▶ What to work on
Within the records, which lines hold the string "экземпляров"? Report each one by copying it.
--- START ---
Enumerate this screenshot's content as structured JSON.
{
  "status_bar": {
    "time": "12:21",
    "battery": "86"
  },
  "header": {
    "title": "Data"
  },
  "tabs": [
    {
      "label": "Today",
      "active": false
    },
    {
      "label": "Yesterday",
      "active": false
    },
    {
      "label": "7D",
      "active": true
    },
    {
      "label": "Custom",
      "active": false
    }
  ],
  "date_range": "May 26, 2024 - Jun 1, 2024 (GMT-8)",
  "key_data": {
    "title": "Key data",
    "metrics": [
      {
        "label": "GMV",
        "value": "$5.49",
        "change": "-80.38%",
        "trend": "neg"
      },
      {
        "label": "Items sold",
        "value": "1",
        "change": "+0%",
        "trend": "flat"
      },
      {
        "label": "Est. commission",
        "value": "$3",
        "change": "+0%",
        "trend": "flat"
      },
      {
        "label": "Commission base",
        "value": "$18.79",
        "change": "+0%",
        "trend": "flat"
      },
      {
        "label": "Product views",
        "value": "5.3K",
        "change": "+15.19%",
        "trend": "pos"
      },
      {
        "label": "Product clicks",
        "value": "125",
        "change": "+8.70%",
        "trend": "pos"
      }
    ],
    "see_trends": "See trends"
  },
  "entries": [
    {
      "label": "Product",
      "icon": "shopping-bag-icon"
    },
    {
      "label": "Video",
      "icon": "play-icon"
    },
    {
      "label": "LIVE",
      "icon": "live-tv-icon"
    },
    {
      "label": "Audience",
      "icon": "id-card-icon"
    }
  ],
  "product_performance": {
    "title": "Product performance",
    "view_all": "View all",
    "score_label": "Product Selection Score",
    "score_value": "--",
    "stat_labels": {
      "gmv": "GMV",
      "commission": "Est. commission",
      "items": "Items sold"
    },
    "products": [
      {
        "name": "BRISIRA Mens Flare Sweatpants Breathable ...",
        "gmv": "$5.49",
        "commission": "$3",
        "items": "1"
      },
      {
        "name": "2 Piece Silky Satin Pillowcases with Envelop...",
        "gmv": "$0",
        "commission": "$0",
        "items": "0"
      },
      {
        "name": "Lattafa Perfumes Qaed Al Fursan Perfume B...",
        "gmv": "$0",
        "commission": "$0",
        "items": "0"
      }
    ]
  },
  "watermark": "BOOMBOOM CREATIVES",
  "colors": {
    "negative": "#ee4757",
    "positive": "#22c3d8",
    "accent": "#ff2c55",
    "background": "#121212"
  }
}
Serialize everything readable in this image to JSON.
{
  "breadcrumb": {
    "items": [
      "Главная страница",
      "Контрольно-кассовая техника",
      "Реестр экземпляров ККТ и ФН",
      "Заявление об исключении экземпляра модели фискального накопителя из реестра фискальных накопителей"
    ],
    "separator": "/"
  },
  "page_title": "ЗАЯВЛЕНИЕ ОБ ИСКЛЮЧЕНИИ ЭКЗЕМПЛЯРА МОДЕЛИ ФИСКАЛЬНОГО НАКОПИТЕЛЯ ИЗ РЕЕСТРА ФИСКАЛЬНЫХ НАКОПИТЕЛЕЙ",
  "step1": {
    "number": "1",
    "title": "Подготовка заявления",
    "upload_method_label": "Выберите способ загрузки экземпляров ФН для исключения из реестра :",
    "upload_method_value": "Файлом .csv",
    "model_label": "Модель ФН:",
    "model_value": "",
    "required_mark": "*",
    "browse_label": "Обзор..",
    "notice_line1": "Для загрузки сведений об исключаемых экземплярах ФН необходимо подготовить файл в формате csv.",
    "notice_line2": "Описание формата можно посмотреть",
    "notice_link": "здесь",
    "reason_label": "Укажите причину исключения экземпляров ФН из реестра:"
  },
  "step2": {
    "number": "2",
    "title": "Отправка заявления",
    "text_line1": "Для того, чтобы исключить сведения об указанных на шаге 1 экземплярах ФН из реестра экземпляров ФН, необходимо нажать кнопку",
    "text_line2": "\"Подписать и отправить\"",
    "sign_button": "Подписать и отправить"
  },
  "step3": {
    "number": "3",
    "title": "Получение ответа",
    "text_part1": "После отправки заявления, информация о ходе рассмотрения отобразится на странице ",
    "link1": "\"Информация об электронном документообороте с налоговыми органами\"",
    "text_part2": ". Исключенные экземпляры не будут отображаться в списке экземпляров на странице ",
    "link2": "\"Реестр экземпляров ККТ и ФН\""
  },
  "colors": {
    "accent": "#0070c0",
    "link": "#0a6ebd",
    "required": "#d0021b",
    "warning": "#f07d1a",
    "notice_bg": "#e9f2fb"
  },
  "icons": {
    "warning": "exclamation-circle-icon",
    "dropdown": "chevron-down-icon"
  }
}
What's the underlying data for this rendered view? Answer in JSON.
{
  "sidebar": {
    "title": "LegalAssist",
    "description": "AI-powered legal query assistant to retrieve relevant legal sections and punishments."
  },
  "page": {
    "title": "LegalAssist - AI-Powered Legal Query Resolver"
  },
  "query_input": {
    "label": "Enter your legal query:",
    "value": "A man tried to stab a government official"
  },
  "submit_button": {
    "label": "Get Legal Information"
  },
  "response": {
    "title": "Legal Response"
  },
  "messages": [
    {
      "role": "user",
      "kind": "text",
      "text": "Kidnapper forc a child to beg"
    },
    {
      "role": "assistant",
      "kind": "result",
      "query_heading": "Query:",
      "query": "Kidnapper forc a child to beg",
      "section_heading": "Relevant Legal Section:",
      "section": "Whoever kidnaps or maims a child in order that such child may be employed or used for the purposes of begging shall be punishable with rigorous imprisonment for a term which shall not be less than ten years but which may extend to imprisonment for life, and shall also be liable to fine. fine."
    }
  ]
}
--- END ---
▶ Solution to the exercise
      "Реестр экземпляров ККТ и ФН",
    "upload_method_label": "Выберите способ загрузки экземпляров ФН для исключения из реестра :",
    "reason_label": "Укажите причину исключения экземпляров ФН из реестра:"
    "text_line1": "Для того, чтобы исключить сведения об указанных на шаге 1 экземплярах ФН из реестра экземпляров ФН, необходимо нажать кнопку",
    "text_part2": ". Исключенные экземпляры не будут отображаться в списке экземпляров на странице ",
    "link2": "\"Реестр экземпляров ККТ и ФН\""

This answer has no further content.